What’s my hat size? We here at Madge Central get this question all the time. And since National Hat Day is coming up on January 15, we’re here to sharpen your hat-wearing skills.
Vintage Hat Sizes
Back in the day when hat-wearing was a daily occurrence, (heaven), sizes were very important for a correct fit, especially since popular hairstyles paired with specific types of hats. Because of this, vintage hats are almost always sized with a number. You may come across a vintage hat with an Adj. label meaning the hat was adjustable.
At MadgeHatbox.com you will find some hats listed as “fits most”. These types of hats include half hats and close hats that are made to set on the top of your head as well as stretch-fitted berets and caps.
Of course, if you are shopping at a physical hat shop, all you need to do is try one on. Shopping for hats online is a bit little trickier. When shopping for a vintage hat, try to find one with the size label still intact. Keep in mind vintage hats, straw ones, in particular, may shrink with age. So we recommend purchasing hats that also show measurements in addition to the label.
What Does the Label Number Mean?
For example, if the hat label shows 22, a size that fits most women, that means the circumference of the inside of the hat measures 22″. This measurement is taken by running a cloth tape measure around the inside of the hat on top of the sweatband. This band is usually Petersham ribbon, cotton, terrycloth, or leather.
Men’s hat sizes are usually indicated with a number that includes a fraction such as 7 1/8 or 7 3/4. These numbers correspond to the circumference of the hat in inches, see the chart below. Better-made hats such as fedoras, and trilbies use this numbering system.

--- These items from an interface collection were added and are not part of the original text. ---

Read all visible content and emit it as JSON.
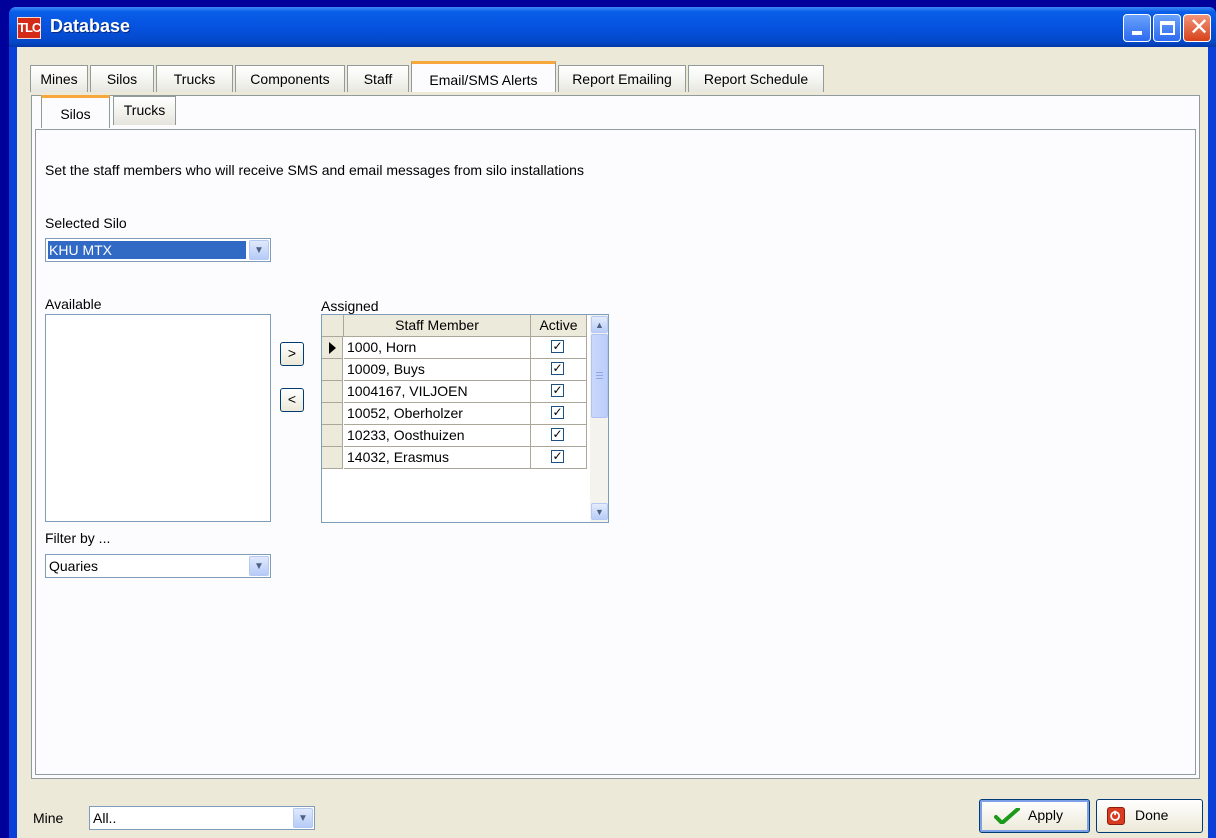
{
  "window": {
    "title": "Database",
    "logo": "TLC",
    "controls": {
      "minimize_icon": "minimize-icon",
      "maximize_icon": "maximize-icon",
      "close_icon": "close-icon",
      "close_glyph": "✕"
    }
  },
  "main_tabs": [
    {
      "label": "Mines"
    },
    {
      "label": "Silos"
    },
    {
      "label": "Trucks"
    },
    {
      "label": "Components"
    },
    {
      "label": "Staff"
    },
    {
      "label": "Email/SMS Alerts",
      "active": true
    },
    {
      "label": "Report Emailing"
    },
    {
      "label": "Report Schedule"
    }
  ],
  "sub_tabs": [
    {
      "label": "Silos",
      "active": true
    },
    {
      "label": "Trucks"
    }
  ],
  "panel": {
    "description": "Set the staff members who will receive SMS and email messages from silo installations",
    "selected_silo_label": "Selected Silo",
    "selected_silo_value": "KHU MTX",
    "available_label": "Available",
    "available_items": [],
    "assigned_label": "Assigned",
    "add_button": ">",
    "remove_button": "<",
    "filter_label": "Filter by ...",
    "filter_value": "Quaries"
  },
  "assigned_grid": {
    "columns": [
      "Staff Member",
      "Active"
    ],
    "rows": [
      {
        "staff": "1000, Horn",
        "active": true,
        "current": true
      },
      {
        "staff": "10009, Buys",
        "active": true
      },
      {
        "staff": "1004167, VILJOEN",
        "active": true
      },
      {
        "staff": "10052, Oberholzer",
        "active": true
      },
      {
        "staff": "10233, Oosthuizen",
        "active": true
      },
      {
        "staff": "14032, Erasmus",
        "active": true
      }
    ]
  },
  "footer": {
    "mine_label": "Mine",
    "mine_value": "All..",
    "apply_label": "Apply",
    "done_label": "Done"
  },
  "colors": {
    "desktop": "#00009a",
    "title_bar": "#0552e0",
    "tab_highlight": "#f6a83c",
    "selection": "#316ac5",
    "apply_check": "#1b9a1b",
    "done_icon": "#d83b20"
  }
}
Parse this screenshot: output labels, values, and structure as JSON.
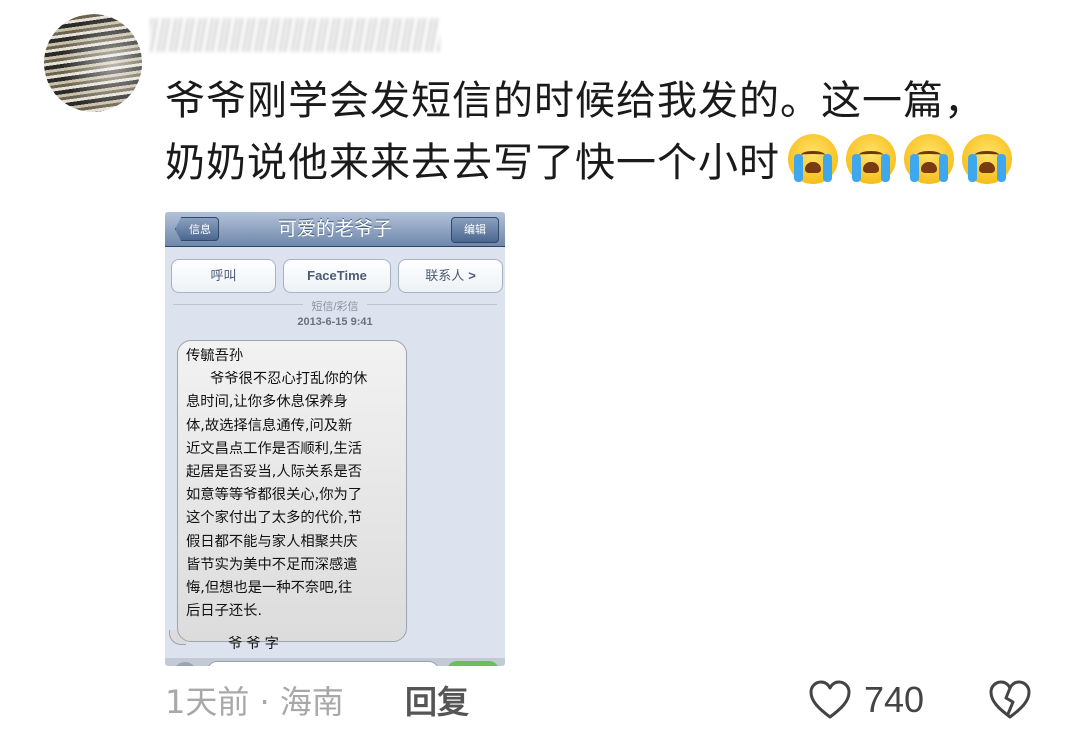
{
  "comment": {
    "line1": "爷爷刚学会发短信的时候给我发的。这一篇，",
    "line2": "奶奶说他来来去去写了快一个小时",
    "emoji_count_icons": [
      "crying-face-icon",
      "crying-face-icon",
      "crying-face-icon",
      "crying-face-icon"
    ]
  },
  "phone": {
    "back_label": "信息",
    "title": "可爱的老爷子",
    "edit_label": "编辑",
    "actions": {
      "call": "呼叫",
      "facetime": "FaceTime",
      "contacts": "联系人"
    },
    "sms_label": "短信/彩信",
    "timestamp": "2013-6-15 9:41",
    "message_lines": [
      "传毓吾孙",
      "爷爷很不忍心打乱你的休",
      "息时间,让你多休息保养身",
      "体,故选择信息通传,问及新",
      "近文昌点工作是否顺利,生活",
      "起居是否妥当,人际关系是否",
      "如意等等爷都很关心,你为了",
      "这个家付出了太多的代价,节",
      "假日都不能与家人相聚共庆",
      "皆节实为美中不足而深感遣",
      "悔,但想也是一种不奈吧,往",
      "后日子还长."
    ],
    "signature": "爷爷字"
  },
  "footer": {
    "time_location": "1天前 · 海南",
    "reply_label": "回复",
    "like_count": "740"
  },
  "colors": {
    "navbar": "#6e87ab",
    "bubble": "#e8e8e8",
    "text": "#1a1a1a",
    "meta": "#a8a8a8"
  }
}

Modern Hat Sizes
Hat sizes now are most often expressed in simple terms as small, medium, large, and extra-large. In fact, this is how most mass-market hats are labeled. Some modern wide-brim sun hats have a drawstring inside the crown which allows adjustments up or down for a secure fit, very helpful on windy days at the beach. Baseball caps and visors are usually one size with either a stretchy back strap or adjustable closure. High-end milliners still make specific sizes.
Calculating Your Hat Size
To find your corresponding hat size, measure the circumference of your head using a flexible tape measure or a piece of string. Place the tape measure around your head about a half inch above your ears and bring it around to the center of your forehead. Make sure the tape measure is level and not too tight. You should be able to fit one finger between the tape measure and your head.
Once you have the measurement that is your hat size. On most hats, you can go a half-inch either up or down, and still have a comfortable fit. For hats that use a different type of sizing, here’s a handy dandy sizing chart.
So now that you know your size, go for it and pick out a hat! Whether for fashion, function, or self-expression. If you are interested in wearing hats, there are many styles and options to choose from, ranging from classic and timeless to trendy and modern, all available at MadgesHatbox. And remember that Madge likes to say . . .